Data for the task Start Marker

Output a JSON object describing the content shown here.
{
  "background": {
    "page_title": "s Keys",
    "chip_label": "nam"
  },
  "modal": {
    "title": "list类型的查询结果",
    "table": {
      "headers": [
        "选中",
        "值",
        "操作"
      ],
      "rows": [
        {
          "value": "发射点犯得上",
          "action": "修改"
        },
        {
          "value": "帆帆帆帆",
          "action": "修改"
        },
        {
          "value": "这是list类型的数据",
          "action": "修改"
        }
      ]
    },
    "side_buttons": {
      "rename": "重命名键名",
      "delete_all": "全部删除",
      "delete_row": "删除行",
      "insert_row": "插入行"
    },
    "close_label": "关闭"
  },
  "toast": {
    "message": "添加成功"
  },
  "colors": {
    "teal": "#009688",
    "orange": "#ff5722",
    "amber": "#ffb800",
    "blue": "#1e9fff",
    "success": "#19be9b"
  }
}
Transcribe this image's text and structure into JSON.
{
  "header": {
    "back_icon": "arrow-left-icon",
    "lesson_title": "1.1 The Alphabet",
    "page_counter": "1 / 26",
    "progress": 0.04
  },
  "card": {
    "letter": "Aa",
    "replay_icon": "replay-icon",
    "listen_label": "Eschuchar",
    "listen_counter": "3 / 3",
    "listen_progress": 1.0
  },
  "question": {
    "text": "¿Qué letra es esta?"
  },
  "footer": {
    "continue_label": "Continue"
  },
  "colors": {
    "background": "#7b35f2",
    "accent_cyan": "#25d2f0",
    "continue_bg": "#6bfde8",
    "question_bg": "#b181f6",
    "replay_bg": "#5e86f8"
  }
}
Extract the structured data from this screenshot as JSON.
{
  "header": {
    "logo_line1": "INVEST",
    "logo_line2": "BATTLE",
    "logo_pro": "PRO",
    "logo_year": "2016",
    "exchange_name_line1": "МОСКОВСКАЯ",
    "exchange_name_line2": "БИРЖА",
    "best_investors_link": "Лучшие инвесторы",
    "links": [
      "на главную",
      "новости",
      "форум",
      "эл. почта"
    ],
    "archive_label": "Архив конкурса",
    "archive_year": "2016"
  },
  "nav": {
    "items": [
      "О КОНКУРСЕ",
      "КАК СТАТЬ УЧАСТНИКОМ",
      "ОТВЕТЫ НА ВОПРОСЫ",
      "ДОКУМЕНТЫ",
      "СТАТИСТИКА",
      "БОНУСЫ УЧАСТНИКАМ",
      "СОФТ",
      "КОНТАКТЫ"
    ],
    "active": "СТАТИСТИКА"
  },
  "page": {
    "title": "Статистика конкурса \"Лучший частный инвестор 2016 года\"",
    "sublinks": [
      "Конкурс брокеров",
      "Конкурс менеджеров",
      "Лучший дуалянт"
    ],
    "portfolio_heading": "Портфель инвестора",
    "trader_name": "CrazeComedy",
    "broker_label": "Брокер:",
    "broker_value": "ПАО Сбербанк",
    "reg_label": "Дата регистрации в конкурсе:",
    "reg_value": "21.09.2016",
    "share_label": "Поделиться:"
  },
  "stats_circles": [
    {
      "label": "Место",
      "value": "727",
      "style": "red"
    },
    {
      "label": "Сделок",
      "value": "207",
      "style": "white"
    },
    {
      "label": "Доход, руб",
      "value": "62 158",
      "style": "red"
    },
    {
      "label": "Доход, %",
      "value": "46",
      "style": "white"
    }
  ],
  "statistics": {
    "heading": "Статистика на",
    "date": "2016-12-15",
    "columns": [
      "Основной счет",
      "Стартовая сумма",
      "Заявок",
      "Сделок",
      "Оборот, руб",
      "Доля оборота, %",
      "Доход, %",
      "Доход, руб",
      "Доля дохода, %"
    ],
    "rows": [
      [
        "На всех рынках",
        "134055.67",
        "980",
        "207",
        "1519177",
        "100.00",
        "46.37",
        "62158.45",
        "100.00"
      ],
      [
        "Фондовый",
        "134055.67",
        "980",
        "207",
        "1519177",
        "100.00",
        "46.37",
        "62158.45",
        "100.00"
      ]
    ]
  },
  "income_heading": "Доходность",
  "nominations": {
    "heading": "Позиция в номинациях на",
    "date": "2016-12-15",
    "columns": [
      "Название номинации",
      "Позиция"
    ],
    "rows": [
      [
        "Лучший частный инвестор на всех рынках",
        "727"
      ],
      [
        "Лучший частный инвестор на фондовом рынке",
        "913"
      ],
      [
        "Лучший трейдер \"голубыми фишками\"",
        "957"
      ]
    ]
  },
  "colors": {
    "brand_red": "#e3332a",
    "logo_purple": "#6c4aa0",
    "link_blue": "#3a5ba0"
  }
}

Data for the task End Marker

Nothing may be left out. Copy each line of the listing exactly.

Output a JSON object describing the content shown here.
{
  "background": {
    "page_title": "s Keys",
    "chip_label": "nam"
  },
  "modal": {
    "title": "list类型的查询结果",
    "table": {
      "headers": [
        "选中",
        "值",
        "操作"
      ],
      "rows": [
        {
          "value": "发射点犯得上",
          "action": "修改"
        },
        {
          "value": "帆帆帆帆",
          "action": "修改"
        },
        {
          "value": "这是list类型的数据",
          "action": "修改"
        }
      ]
    },
    "side_buttons": {
      "rename": "重命名键名",
      "delete_all": "全部删除",
      "delete_row": "删除行",
      "insert_row": "插入行"
    },
    "close_label": "关闭"
  },
  "toast": {
    "message": "添加成功"
  },
  "colors": {
    "teal": "#009688",
    "orange": "#ff5722",
    "amber": "#ffb800",
    "blue": "#1e9fff",
    "success": "#19be9b"
  }
}
Transcribe this image's text and structure into JSON.
{
  "header": {
    "back_icon": "arrow-left-icon",
    "lesson_title": "1.1 The Alphabet",
    "page_counter": "1 / 26",
    "progress": 0.04
  },
  "card": {
    "letter": "Aa",
    "replay_icon": "replay-icon",
    "listen_label": "Eschuchar",
    "listen_counter": "3 / 3",
    "listen_progress": 1.0
  },
  "question": {
    "text": "¿Qué letra es esta?"
  },
  "footer": {
    "continue_label": "Continue"
  },
  "colors": {
    "background": "#7b35f2",
    "accent_cyan": "#25d2f0",
    "continue_bg": "#6bfde8",
    "question_bg": "#b181f6",
    "replay_bg": "#5e86f8"
  }
}
Extract the structured data from this screenshot as JSON.
{
  "header": {
    "logo_line1": "INVEST",
    "logo_line2": "BATTLE",
    "logo_pro": "PRO",
    "logo_year": "2016",
    "exchange_name_line1": "МОСКОВСКАЯ",
    "exchange_name_line2": "БИРЖА",
    "best_investors_link": "Лучшие инвесторы",
    "links": [
      "на главную",
      "новости",
      "форум",
      "эл. почта"
    ],
    "archive_label": "Архив конкурса",
    "archive_year": "2016"
  },
  "nav": {
    "items": [
      "О КОНКУРСЕ",
      "КАК СТАТЬ УЧАСТНИКОМ",
      "ОТВЕТЫ НА ВОПРОСЫ",
      "ДОКУМЕНТЫ",
      "СТАТИСТИКА",
      "БОНУСЫ УЧАСТНИКАМ",
      "СОФТ",
      "КОНТАКТЫ"
    ],
    "active": "СТАТИСТИКА"
  },
  "page": {
    "title": "Статистика конкурса \"Лучший частный инвестор 2016 года\"",
    "sublinks": [
      "Конкурс брокеров",
      "Конкурс менеджеров",
      "Лучший дуалянт"
    ],
    "portfolio_heading": "Портфель инвестора",
    "trader_name": "CrazeComedy",
    "broker_label": "Брокер:",
    "broker_value": "ПАО Сбербанк",
    "reg_label": "Дата регистрации в конкурсе:",
    "reg_value": "21.09.2016",
    "share_label": "Поделиться:"
  },
  "stats_circles": [
    {
      "label": "Место",
      "value": "727",
      "style": "red"
    },
    {
      "label": "Сделок",
      "value": "207",
      "style": "white"
    },
    {
      "label": "Доход, руб",
      "value": "62 158",
      "style": "red"
    },
    {
      "label": "Доход, %",
      "value": "46",
      "style": "white"
    }
  ],
  "statistics": {
    "heading": "Статистика на",
    "date": "2016-12-15",
    "columns": [
      "Основной счет",
      "Стартовая сумма",
      "Заявок",
      "Сделок",
      "Оборот, руб",
      "Доля оборота, %",
      "Доход, %",
      "Доход, руб",
      "Доля дохода, %"
    ],
    "rows": [
      [
        "На всех рынках",
        "134055.67",
        "980",
        "207",
        "1519177",
        "100.00",
        "46.37",
        "62158.45",
        "100.00"
      ],
      [
        "Фондовый",
        "134055.67",
        "980",
        "207",
        "1519177",
        "100.00",
        "46.37",
        "62158.45",
        "100.00"
      ]
    ]
  },
  "income_heading": "Доходность",
  "nominations": {
    "heading": "Позиция в номинациях на",
    "date": "2016-12-15",
    "columns": [
      "Название номинации",
      "Позиция"
    ],
    "rows": [
      [
        "Лучший частный инвестор на всех рынках",
        "727"
      ],
      [
        "Лучший частный инвестор на фондовом рынке",
        "913"
      ],
      [
        "Лучший трейдер \"голубыми фишками\"",
        "957"
      ]
    ]
  },
  "colors": {
    "brand_red": "#e3332a",
    "logo_purple": "#6c4aa0",
    "link_blue": "#3a5ba0"
  }
}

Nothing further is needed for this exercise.